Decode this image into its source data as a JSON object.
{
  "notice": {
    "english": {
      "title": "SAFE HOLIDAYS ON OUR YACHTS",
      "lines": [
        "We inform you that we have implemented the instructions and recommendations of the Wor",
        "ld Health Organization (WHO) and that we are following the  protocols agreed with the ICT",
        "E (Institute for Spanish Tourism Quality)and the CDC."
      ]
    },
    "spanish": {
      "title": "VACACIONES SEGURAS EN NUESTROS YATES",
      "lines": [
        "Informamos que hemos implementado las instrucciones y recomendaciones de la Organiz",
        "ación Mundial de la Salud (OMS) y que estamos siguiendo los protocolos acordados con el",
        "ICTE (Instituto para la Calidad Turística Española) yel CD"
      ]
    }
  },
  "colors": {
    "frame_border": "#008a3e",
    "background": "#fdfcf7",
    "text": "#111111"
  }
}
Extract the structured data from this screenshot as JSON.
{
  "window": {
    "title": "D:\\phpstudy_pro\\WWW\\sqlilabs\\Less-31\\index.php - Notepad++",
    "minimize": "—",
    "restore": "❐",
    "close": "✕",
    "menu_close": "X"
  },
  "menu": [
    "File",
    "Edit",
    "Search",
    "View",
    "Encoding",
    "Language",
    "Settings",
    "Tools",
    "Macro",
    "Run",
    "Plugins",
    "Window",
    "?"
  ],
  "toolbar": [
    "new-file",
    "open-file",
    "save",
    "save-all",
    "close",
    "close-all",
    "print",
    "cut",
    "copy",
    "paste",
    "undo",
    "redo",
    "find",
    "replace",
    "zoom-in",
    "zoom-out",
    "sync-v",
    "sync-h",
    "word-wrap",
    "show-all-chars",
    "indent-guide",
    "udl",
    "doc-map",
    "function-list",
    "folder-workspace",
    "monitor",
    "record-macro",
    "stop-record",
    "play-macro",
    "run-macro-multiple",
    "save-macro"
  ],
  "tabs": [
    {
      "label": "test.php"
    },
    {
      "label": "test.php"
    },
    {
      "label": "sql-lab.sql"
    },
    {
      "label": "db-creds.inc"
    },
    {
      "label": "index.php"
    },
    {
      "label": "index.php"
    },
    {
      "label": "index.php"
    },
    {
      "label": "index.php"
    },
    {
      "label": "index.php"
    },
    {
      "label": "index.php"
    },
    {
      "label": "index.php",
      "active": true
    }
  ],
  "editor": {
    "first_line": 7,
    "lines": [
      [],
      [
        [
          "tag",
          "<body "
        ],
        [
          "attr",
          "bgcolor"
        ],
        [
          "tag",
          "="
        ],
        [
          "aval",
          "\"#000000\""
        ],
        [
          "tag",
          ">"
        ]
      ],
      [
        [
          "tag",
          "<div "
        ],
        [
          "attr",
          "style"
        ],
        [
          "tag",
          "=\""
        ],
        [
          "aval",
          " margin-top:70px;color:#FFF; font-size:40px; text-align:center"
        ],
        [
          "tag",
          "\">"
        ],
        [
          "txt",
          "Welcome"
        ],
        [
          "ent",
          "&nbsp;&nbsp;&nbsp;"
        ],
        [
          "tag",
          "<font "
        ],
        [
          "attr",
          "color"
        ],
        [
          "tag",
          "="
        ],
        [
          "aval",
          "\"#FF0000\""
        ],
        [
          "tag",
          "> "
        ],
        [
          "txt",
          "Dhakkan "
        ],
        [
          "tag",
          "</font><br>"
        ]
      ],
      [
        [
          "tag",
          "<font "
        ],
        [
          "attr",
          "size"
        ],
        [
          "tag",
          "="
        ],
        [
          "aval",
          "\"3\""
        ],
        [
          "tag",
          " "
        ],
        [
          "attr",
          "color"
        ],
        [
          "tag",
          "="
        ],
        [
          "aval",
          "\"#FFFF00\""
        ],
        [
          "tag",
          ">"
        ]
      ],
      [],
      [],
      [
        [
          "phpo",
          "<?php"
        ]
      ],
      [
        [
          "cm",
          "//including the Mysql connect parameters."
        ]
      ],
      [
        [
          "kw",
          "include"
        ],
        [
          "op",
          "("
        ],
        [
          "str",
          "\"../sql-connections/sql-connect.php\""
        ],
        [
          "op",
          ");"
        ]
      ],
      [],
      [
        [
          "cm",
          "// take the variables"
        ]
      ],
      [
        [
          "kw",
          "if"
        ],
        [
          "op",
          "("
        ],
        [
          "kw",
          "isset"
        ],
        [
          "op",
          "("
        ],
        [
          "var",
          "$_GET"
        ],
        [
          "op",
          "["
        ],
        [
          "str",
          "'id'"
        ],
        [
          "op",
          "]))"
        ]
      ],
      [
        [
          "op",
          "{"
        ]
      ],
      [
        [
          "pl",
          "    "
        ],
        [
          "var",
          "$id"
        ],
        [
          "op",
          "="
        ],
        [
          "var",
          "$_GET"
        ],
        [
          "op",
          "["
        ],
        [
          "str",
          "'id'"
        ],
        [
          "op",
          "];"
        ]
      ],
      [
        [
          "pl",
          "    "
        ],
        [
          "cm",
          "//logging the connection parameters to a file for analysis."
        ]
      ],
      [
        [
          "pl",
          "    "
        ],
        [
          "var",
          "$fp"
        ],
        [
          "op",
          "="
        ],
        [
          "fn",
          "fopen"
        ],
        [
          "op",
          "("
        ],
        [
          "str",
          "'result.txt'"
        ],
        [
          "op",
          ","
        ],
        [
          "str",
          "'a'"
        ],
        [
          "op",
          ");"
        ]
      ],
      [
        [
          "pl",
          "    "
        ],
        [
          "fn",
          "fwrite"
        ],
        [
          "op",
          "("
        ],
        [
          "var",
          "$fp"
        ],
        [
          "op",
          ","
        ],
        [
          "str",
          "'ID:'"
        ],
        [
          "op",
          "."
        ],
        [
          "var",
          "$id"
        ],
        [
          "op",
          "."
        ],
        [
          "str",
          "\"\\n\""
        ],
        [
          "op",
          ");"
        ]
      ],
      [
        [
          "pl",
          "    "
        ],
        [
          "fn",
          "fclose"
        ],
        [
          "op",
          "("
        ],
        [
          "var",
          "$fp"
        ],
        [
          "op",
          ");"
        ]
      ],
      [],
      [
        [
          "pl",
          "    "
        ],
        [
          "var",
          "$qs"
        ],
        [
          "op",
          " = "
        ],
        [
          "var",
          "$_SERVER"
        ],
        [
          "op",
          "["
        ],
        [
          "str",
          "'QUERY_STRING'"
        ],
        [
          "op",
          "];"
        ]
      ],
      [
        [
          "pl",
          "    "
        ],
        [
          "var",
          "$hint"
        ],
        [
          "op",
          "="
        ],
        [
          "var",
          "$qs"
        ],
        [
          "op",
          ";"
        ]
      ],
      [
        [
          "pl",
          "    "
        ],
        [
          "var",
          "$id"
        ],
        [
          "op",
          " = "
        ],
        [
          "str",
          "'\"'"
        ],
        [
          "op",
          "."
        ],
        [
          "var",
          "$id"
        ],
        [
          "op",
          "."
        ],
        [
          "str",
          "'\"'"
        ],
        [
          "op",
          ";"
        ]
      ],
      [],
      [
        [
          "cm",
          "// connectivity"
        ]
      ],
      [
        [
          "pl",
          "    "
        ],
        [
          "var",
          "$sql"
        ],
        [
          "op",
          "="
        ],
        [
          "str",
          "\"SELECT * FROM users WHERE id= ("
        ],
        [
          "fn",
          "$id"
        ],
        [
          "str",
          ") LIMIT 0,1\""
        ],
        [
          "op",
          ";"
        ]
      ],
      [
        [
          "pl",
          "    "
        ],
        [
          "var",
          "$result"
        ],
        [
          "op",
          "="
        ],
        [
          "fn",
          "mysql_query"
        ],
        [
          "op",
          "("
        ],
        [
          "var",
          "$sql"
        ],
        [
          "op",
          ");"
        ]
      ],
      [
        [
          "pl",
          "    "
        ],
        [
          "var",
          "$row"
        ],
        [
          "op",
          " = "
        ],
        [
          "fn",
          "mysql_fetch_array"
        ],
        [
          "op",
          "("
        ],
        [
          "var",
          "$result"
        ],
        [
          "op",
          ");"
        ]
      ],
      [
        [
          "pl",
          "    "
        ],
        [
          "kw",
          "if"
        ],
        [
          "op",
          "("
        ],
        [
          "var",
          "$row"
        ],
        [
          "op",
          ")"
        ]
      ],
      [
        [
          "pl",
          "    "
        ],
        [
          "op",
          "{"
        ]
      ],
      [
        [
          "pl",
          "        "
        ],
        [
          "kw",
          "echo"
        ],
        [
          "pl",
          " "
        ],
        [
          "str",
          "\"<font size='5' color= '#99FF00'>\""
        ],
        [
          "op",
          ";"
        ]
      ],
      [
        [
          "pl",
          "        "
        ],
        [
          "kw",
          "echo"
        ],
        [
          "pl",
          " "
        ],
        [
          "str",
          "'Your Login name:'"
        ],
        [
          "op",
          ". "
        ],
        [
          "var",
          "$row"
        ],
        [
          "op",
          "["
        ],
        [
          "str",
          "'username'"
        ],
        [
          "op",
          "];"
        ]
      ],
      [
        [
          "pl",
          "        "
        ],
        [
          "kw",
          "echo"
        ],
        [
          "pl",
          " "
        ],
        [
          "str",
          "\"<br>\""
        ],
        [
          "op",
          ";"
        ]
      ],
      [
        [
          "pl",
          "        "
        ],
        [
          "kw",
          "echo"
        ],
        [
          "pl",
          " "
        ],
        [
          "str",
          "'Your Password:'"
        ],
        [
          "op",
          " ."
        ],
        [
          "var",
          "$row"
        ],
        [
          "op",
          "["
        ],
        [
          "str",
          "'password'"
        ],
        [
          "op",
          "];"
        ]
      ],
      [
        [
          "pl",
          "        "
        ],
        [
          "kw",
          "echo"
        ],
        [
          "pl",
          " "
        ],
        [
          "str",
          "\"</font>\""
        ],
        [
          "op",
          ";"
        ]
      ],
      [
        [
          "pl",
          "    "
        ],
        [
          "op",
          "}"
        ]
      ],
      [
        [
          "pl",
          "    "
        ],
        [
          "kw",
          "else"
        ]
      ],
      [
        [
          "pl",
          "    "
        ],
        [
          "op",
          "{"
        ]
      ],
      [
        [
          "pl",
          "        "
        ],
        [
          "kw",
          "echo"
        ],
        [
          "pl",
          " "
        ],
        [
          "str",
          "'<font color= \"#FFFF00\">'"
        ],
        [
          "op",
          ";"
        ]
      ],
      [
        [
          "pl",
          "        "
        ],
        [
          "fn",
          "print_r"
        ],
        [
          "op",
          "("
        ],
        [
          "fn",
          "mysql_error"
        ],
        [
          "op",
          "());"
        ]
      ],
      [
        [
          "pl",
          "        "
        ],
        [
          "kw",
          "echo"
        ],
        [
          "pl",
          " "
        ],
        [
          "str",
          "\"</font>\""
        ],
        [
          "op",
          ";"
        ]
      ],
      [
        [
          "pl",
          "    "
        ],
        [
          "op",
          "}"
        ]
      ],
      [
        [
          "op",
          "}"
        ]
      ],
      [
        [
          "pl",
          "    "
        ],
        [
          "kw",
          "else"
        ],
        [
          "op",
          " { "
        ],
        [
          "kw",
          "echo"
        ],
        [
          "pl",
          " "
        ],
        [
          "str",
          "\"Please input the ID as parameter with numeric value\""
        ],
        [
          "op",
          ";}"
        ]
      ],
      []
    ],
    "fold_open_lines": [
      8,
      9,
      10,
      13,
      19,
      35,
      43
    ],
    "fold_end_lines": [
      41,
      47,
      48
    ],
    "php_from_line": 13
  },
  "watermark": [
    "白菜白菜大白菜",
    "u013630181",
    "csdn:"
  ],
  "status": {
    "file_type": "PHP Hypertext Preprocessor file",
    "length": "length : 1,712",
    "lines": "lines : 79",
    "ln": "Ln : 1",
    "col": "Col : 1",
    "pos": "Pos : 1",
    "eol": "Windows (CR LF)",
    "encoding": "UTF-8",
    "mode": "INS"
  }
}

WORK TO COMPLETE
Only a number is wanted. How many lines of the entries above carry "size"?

OUTPUT FOR THIS TASK
3